TRY IT:
Restate the records word for word. Include no pictures.

DATA SHOWN:

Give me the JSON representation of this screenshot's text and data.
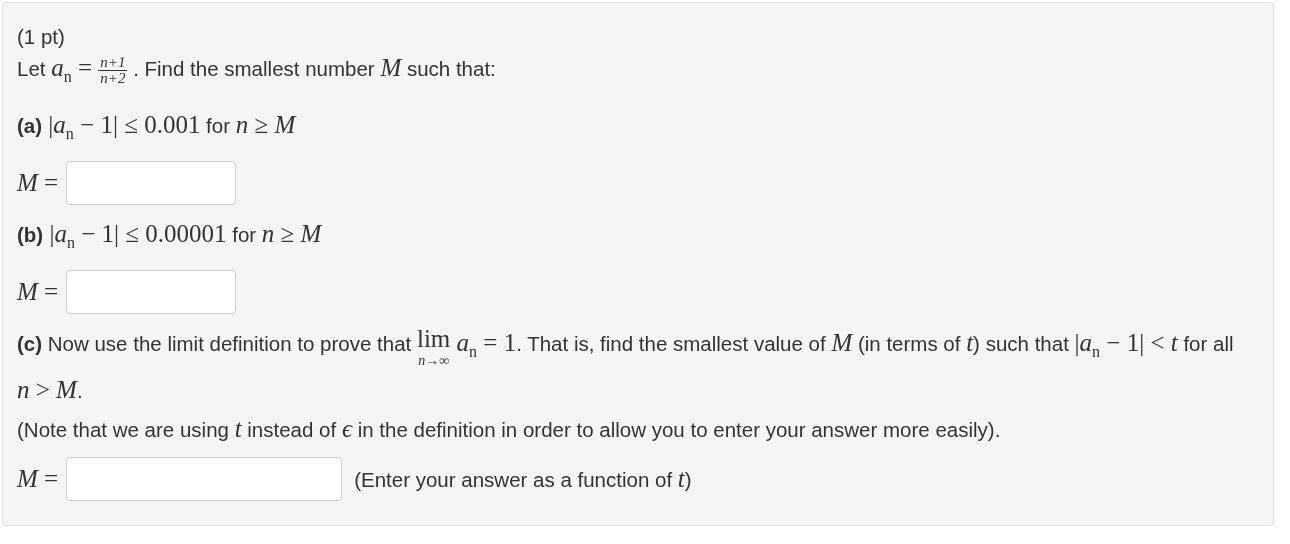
{
  "points": "(1 pt)",
  "items": [
    {
      "kind": "text",
      "segments": [
        {
          "kind": "text",
          "text": "Let "
        },
        {
          "kind": "math",
          "text": "*a*$_{n}$ = "
        },
        {
          "kind": "frac",
          "num": "n+1",
          "den": "n+2"
        },
        {
          "kind": "text",
          "text": " . Find the smallest number "
        },
        {
          "kind": "math",
          "text": "*M*"
        },
        {
          "kind": "text",
          "text": " such that:"
        }
      ]
    },
    {
      "kind": "part",
      "segments": [
        {
          "kind": "bold",
          "text": "(a)"
        },
        {
          "kind": "math",
          "text": " |*a*$_{n}$ − 1| ≤ 0.001"
        },
        {
          "kind": "text",
          "text": " for "
        },
        {
          "kind": "math",
          "text": "*n* ≥ *M*"
        }
      ]
    },
    {
      "kind": "answer",
      "label": "*M* =",
      "value": ""
    },
    {
      "kind": "part",
      "segments": [
        {
          "kind": "bold",
          "text": "(b)"
        },
        {
          "kind": "math",
          "text": " |*a*$_{n}$ − 1| ≤ 0.00001"
        },
        {
          "kind": "text",
          "text": " for "
        },
        {
          "kind": "math",
          "text": "*n* ≥ *M*"
        }
      ]
    },
    {
      "kind": "answer",
      "label": "*M* =",
      "value": ""
    },
    {
      "kind": "part",
      "segments": [
        {
          "kind": "bold",
          "text": "(c)"
        },
        {
          "kind": "text",
          "text": " Now use the limit definition to prove that "
        },
        {
          "kind": "lim",
          "top": "lim",
          "bottom": "n→∞"
        },
        {
          "kind": "math",
          "text": " *a*$_{n}$ = 1"
        },
        {
          "kind": "text",
          "text": ". That is, find the smallest value of "
        },
        {
          "kind": "math",
          "text": "*M*"
        },
        {
          "kind": "text",
          "text": " (in terms of "
        },
        {
          "kind": "math",
          "text": "*t*"
        },
        {
          "kind": "text",
          "text": ") such that "
        },
        {
          "kind": "math",
          "text": "|*a*$_{n}$ − 1| < *t*"
        },
        {
          "kind": "text",
          "text": " for all "
        },
        {
          "kind": "math",
          "text": "*n* > *M*"
        },
        {
          "kind": "text",
          "text": "."
        }
      ]
    },
    {
      "kind": "note",
      "segments": [
        {
          "kind": "text",
          "text": "(Note that we are using "
        },
        {
          "kind": "math",
          "text": "*t*"
        },
        {
          "kind": "text",
          "text": " instead of "
        },
        {
          "kind": "math",
          "text": "*ϵ*"
        },
        {
          "kind": "text",
          "text": " in the definition in order to allow you to enter your answer more easily)."
        }
      ]
    },
    {
      "kind": "answer",
      "label": "*M* =",
      "value": "",
      "hint": [
        {
          "kind": "text",
          "text": "(Enter your answer as a function of "
        },
        {
          "kind": "math",
          "text": "*t*"
        },
        {
          "kind": "text",
          "text": ")"
        }
      ]
    }
  ]
}
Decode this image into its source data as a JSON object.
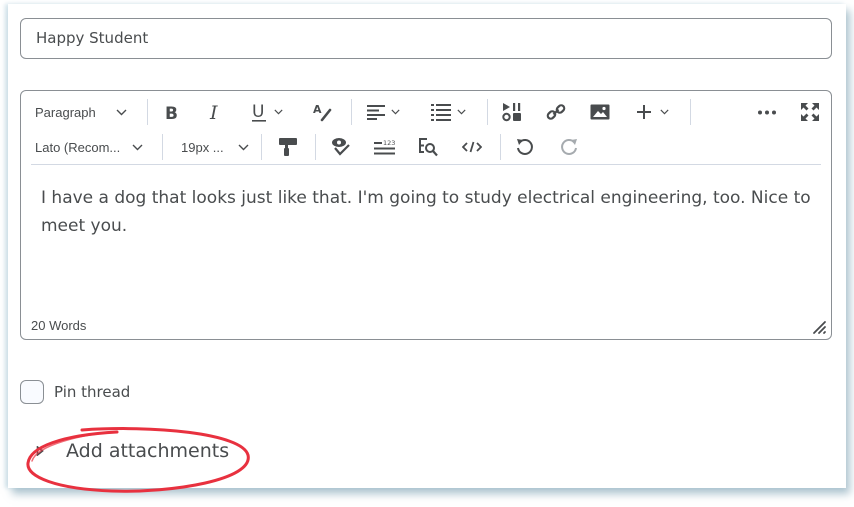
{
  "title_field": {
    "value": "Happy Student"
  },
  "toolbar": {
    "block_format": "Paragraph",
    "font_family": "Lato (Recom...",
    "font_size": "19px ...",
    "icons_row1": [
      "bold-icon",
      "italic-icon",
      "underline-icon",
      "strikethrough-format-icon",
      "align-left-icon",
      "bulleted-list-icon",
      "media-icon",
      "link-icon",
      "image-icon",
      "insert-plus-icon",
      "more-options-icon",
      "fullscreen-icon"
    ],
    "icons_row2": [
      "format-painter-icon",
      "spell-check-icon",
      "word-count-icon",
      "find-replace-icon",
      "source-code-icon",
      "undo-icon",
      "redo-icon"
    ]
  },
  "editor": {
    "content": "I have a dog that looks just like that. I'm going to study electrical engineering, too. Nice to meet you.",
    "word_count": "20 Words"
  },
  "pin_thread": {
    "label": "Pin thread",
    "checked": false
  },
  "attachments": {
    "label": "Add attachments",
    "expanded": false
  },
  "annotation": {
    "color": "#e8313f"
  }
}
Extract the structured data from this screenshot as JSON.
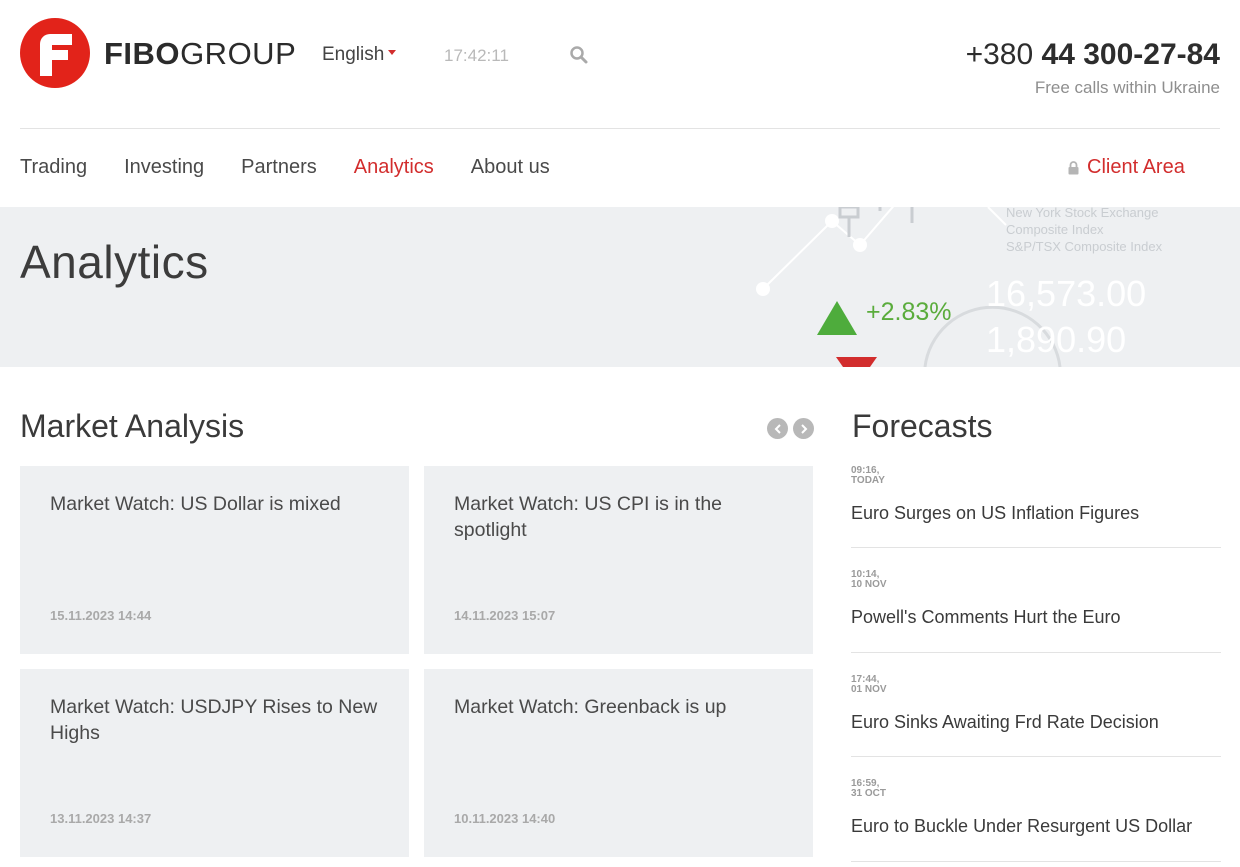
{
  "brand": {
    "name_bold": "FIBO",
    "name_rest": "GROUP",
    "logo_color": "#e2231a"
  },
  "header": {
    "language": "English",
    "clock": "17:42:11",
    "phone_prefix": "+380",
    "phone_number": "44 300-27-84",
    "phone_note": "Free calls within Ukraine"
  },
  "nav": {
    "items": [
      {
        "label": "Trading",
        "active": false
      },
      {
        "label": "Investing",
        "active": false
      },
      {
        "label": "Partners",
        "active": false
      },
      {
        "label": "Analytics",
        "active": true
      },
      {
        "label": "About us",
        "active": false
      }
    ],
    "client_area": "Client Area",
    "accent_color": "#d22d2d"
  },
  "banner": {
    "title": "Analytics",
    "index_labels": [
      "New York Stock Exchange",
      "Composite Index",
      "S&P/TSX Composite Index"
    ],
    "big_values": [
      "16,573.00",
      "1,890.90"
    ],
    "change": "+2.83%",
    "change_color": "#5aac3c"
  },
  "market_analysis": {
    "title": "Market Analysis",
    "cards": [
      {
        "title": "Market Watch: US Dollar is mixed",
        "date": "15.11.2023 14:44"
      },
      {
        "title": "Market Watch: US CPI is in the spotlight",
        "date": "14.11.2023 15:07"
      },
      {
        "title": "Market Watch: USDJPY Rises to New Highs",
        "date": "13.11.2023 14:37"
      },
      {
        "title": "Market Watch: Greenback is up",
        "date": "10.11.2023 14:40"
      }
    ]
  },
  "forecasts": {
    "title": "Forecasts",
    "items": [
      {
        "time": "09:16,",
        "day": "TODAY",
        "headline": "Euro Surges on US Inflation Figures"
      },
      {
        "time": "10:14,",
        "day": "10 NOV",
        "headline": "Powell's Comments Hurt the Euro"
      },
      {
        "time": "17:44,",
        "day": "01 NOV",
        "headline": "Euro Sinks Awaiting Frd Rate Decision"
      },
      {
        "time": "16:59,",
        "day": "31 OCT",
        "headline": "Euro to Buckle Under Resurgent US Dollar"
      }
    ]
  }
}
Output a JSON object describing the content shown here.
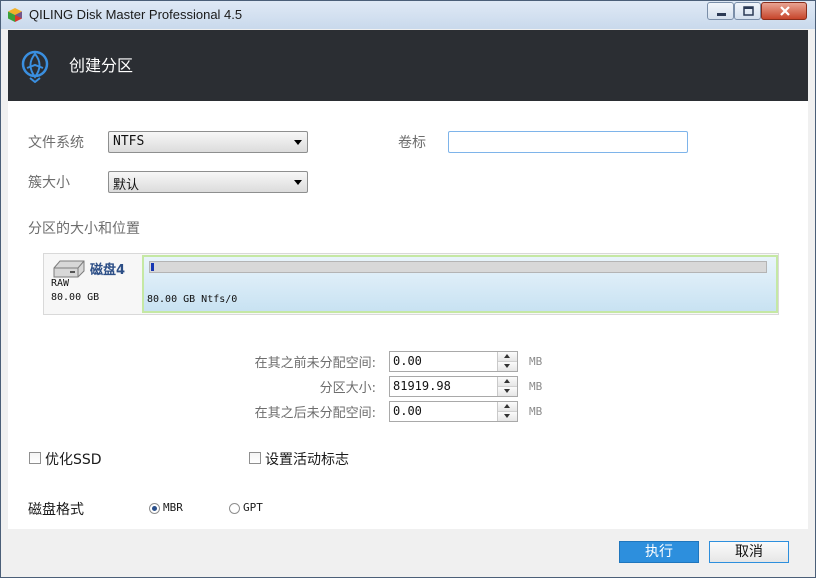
{
  "window": {
    "title": "QILING Disk Master Professional 4.5"
  },
  "header": {
    "title": "创建分区"
  },
  "form": {
    "file_system_label": "文件系统",
    "file_system_value": "NTFS",
    "volume_label": "卷标",
    "volume_value": "",
    "cluster_size_label": "簇大小",
    "cluster_size_value": "默认"
  },
  "partition_section": {
    "title": "分区的大小和位置",
    "disk_name": "磁盘4",
    "disk_type": "RAW",
    "disk_size": "80.00 GB",
    "partition_label": "80.00 GB Ntfs/0",
    "used_fraction": 0.005
  },
  "sizes": {
    "unallocated_before_label": "在其之前未分配空间:",
    "unallocated_before_value": "0.00",
    "partition_size_label": "分区大小:",
    "partition_size_value": "81919.98",
    "unallocated_after_label": "在其之后未分配空间:",
    "unallocated_after_value": "0.00",
    "unit": "MB"
  },
  "options": {
    "optimize_ssd_label": "优化SSD",
    "optimize_ssd_checked": false,
    "set_active_label": "设置活动标志",
    "set_active_checked": false
  },
  "disk_format": {
    "label": "磁盘格式",
    "options": [
      "MBR",
      "GPT"
    ],
    "selected": "MBR"
  },
  "buttons": {
    "execute": "执行",
    "cancel": "取消"
  },
  "colors": {
    "header_bg": "#2b2e33",
    "accent": "#2d8fdd",
    "disk_name": "#2c4e86",
    "usage_fill": "#1736b2"
  },
  "icons": {
    "app": "cube-icon",
    "logo": "qiling-logo-icon",
    "disk": "hard-disk-icon"
  }
}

TASK ANSWER:
Give me the JSON representation of this screenshot's text and data.
{
  "points": "(1 pt)",
  "items": [
    {
      "kind": "text",
      "segments": [
        {
          "kind": "text",
          "text": "Let "
        },
        {
          "kind": "math",
          "text": "*a*$_{n}$ = "
        },
        {
          "kind": "frac",
          "num": "n+1",
          "den": "n+2"
        },
        {
          "kind": "text",
          "text": " . Find the smallest number "
        },
        {
          "kind": "math",
          "text": "*M*"
        },
        {
          "kind": "text",
          "text": " such that:"
        }
      ]
    },
    {
      "kind": "part",
      "segments": [
        {
          "kind": "bold",
          "text": "(a)"
        },
        {
          "kind": "math",
          "text": " |*a*$_{n}$ − 1| ≤ 0.001"
        },
        {
          "kind": "text",
          "text": " for "
        },
        {
          "kind": "math",
          "text": "*n* ≥ *M*"
        }
      ]
    },
    {
      "kind": "answer",
      "label": "*M* =",
      "value": ""
    },
    {
      "kind": "part",
      "segments": [
        {
          "kind": "bold",
          "text": "(b)"
        },
        {
          "kind": "math",
          "text": " |*a*$_{n}$ − 1| ≤ 0.00001"
        },
        {
          "kind": "text",
          "text": " for "
        },
        {
          "kind": "math",
          "text": "*n* ≥ *M*"
        }
      ]
    },
    {
      "kind": "answer",
      "label": "*M* =",
      "value": ""
    },
    {
      "kind": "part",
      "segments": [
        {
          "kind": "bold",
          "text": "(c)"
        },
        {
          "kind": "text",
          "text": " Now use the limit definition to prove that "
        },
        {
          "kind": "lim",
          "top": "lim",
          "bottom": "n→∞"
        },
        {
          "kind": "math",
          "text": " *a*$_{n}$ = 1"
        },
        {
          "kind": "text",
          "text": ". That is, find the smallest value of "
        },
        {
          "kind": "math",
          "text": "*M*"
        },
        {
          "kind": "text",
          "text": " (in terms of "
        },
        {
          "kind": "math",
          "text": "*t*"
        },
        {
          "kind": "text",
          "text": ") such that "
        },
        {
          "kind": "math",
          "text": "|*a*$_{n}$ − 1| < *t*"
        },
        {
          "kind": "text",
          "text": " for all "
        },
        {
          "kind": "math",
          "text": "*n* > *M*"
        },
        {
          "kind": "text",
          "text": "."
        }
      ]
    },
    {
      "kind": "note",
      "segments": [
        {
          "kind": "text",
          "text": "(Note that we are using "
        },
        {
          "kind": "math",
          "text": "*t*"
        },
        {
          "kind": "text",
          "text": " instead of "
        },
        {
          "kind": "math",
          "text": "*ϵ*"
        },
        {
          "kind": "text",
          "text": " in the definition in order to allow you to enter your answer more easily)."
        }
      ]
    },
    {
      "kind": "answer",
      "label": "*M* =",
      "value": "",
      "hint": [
        {
          "kind": "text",
          "text": "(Enter your answer as a function of "
        },
        {
          "kind": "math",
          "text": "*t*"
        },
        {
          "kind": "text",
          "text": ")"
        }
      ]
    }
  ]
}
Decode this image into its source data as a JSON object.
{
  "title_field": {
    "value": "Happy Student"
  },
  "toolbar": {
    "block_format": "Paragraph",
    "font_family": "Lato (Recom...",
    "font_size": "19px ...",
    "icons_row1": [
      "bold-icon",
      "italic-icon",
      "underline-icon",
      "strikethrough-format-icon",
      "align-left-icon",
      "bulleted-list-icon",
      "media-icon",
      "link-icon",
      "image-icon",
      "insert-plus-icon",
      "more-options-icon",
      "fullscreen-icon"
    ],
    "icons_row2": [
      "format-painter-icon",
      "spell-check-icon",
      "word-count-icon",
      "find-replace-icon",
      "source-code-icon",
      "undo-icon",
      "redo-icon"
    ]
  },
  "editor": {
    "content": "I have a dog that looks just like that. I'm going to study electrical engineering, too. Nice to meet you.",
    "word_count": "20 Words"
  },
  "pin_thread": {
    "label": "Pin thread",
    "checked": false
  },
  "attachments": {
    "label": "Add attachments",
    "expanded": false
  },
  "annotation": {
    "color": "#e8313f"
  }
}
Extract the structured data from this screenshot as JSON.
{
  "brand": {
    "name_bold": "FIBO",
    "name_rest": "GROUP",
    "logo_color": "#e2231a"
  },
  "header": {
    "language": "English",
    "clock": "17:42:11",
    "phone_prefix": "+380",
    "phone_number": "44 300-27-84",
    "phone_note": "Free calls within Ukraine"
  },
  "nav": {
    "items": [
      {
        "label": "Trading",
        "active": false
      },
      {
        "label": "Investing",
        "active": false
      },
      {
        "label": "Partners",
        "active": false
      },
      {
        "label": "Analytics",
        "active": true
      },
      {
        "label": "About us",
        "active": false
      }
    ],
    "client_area": "Client Area",
    "accent_color": "#d22d2d"
  },
  "banner": {
    "title": "Analytics",
    "index_labels": [
      "New York Stock Exchange",
      "Composite Index",
      "S&P/TSX Composite Index"
    ],
    "big_values": [
      "16,573.00",
      "1,890.90"
    ],
    "change": "+2.83%",
    "change_color": "#5aac3c"
  },
  "market_analysis": {
    "title": "Market Analysis",
    "cards": [
      {
        "title": "Market Watch: US Dollar is mixed",
        "date": "15.11.2023 14:44"
      },
      {
        "title": "Market Watch: US CPI is in the spotlight",
        "date": "14.11.2023 15:07"
      },
      {
        "title": "Market Watch: USDJPY Rises to New Highs",
        "date": "13.11.2023 14:37"
      },
      {
        "title": "Market Watch: Greenback is up",
        "date": "10.11.2023 14:40"
      }
    ]
  },
  "forecasts": {
    "title": "Forecasts",
    "items": [
      {
        "time": "09:16,",
        "day": "TODAY",
        "headline": "Euro Surges on US Inflation Figures"
      },
      {
        "time": "10:14,",
        "day": "10 NOV",
        "headline": "Powell's Comments Hurt the Euro"
      },
      {
        "time": "17:44,",
        "day": "01 NOV",
        "headline": "Euro Sinks Awaiting Frd Rate Decision"
      },
      {
        "time": "16:59,",
        "day": "31 OCT",
        "headline": "Euro to Buckle Under Resurgent US Dollar"
      }
    ]
  }
}
Output a JSON object describing the content shown here.
{
  "window": {
    "title": "QILING Disk Master Professional 4.5"
  },
  "header": {
    "title": "创建分区"
  },
  "form": {
    "file_system_label": "文件系统",
    "file_system_value": "NTFS",
    "volume_label": "卷标",
    "volume_value": "",
    "cluster_size_label": "簇大小",
    "cluster_size_value": "默认"
  },
  "partition_section": {
    "title": "分区的大小和位置",
    "disk_name": "磁盘4",
    "disk_type": "RAW",
    "disk_size": "80.00 GB",
    "partition_label": "80.00 GB Ntfs/0",
    "used_fraction": 0.005
  },
  "sizes": {
    "unallocated_before_label": "在其之前未分配空间:",
    "unallocated_before_value": "0.00",
    "partition_size_label": "分区大小:",
    "partition_size_value": "81919.98",
    "unallocated_after_label": "在其之后未分配空间:",
    "unallocated_after_value": "0.00",
    "unit": "MB"
  },
  "options": {
    "optimize_ssd_label": "优化SSD",
    "optimize_ssd_checked": false,
    "set_active_label": "设置活动标志",
    "set_active_checked": false
  },
  "disk_format": {
    "label": "磁盘格式",
    "options": [
      "MBR",
      "GPT"
    ],
    "selected": "MBR"
  },
  "buttons": {
    "execute": "执行",
    "cancel": "取消"
  },
  "colors": {
    "header_bg": "#2b2e33",
    "accent": "#2d8fdd",
    "disk_name": "#2c4e86",
    "usage_fill": "#1736b2"
  },
  "icons": {
    "app": "cube-icon",
    "logo": "qiling-logo-icon",
    "disk": "hard-disk-icon"
  }
}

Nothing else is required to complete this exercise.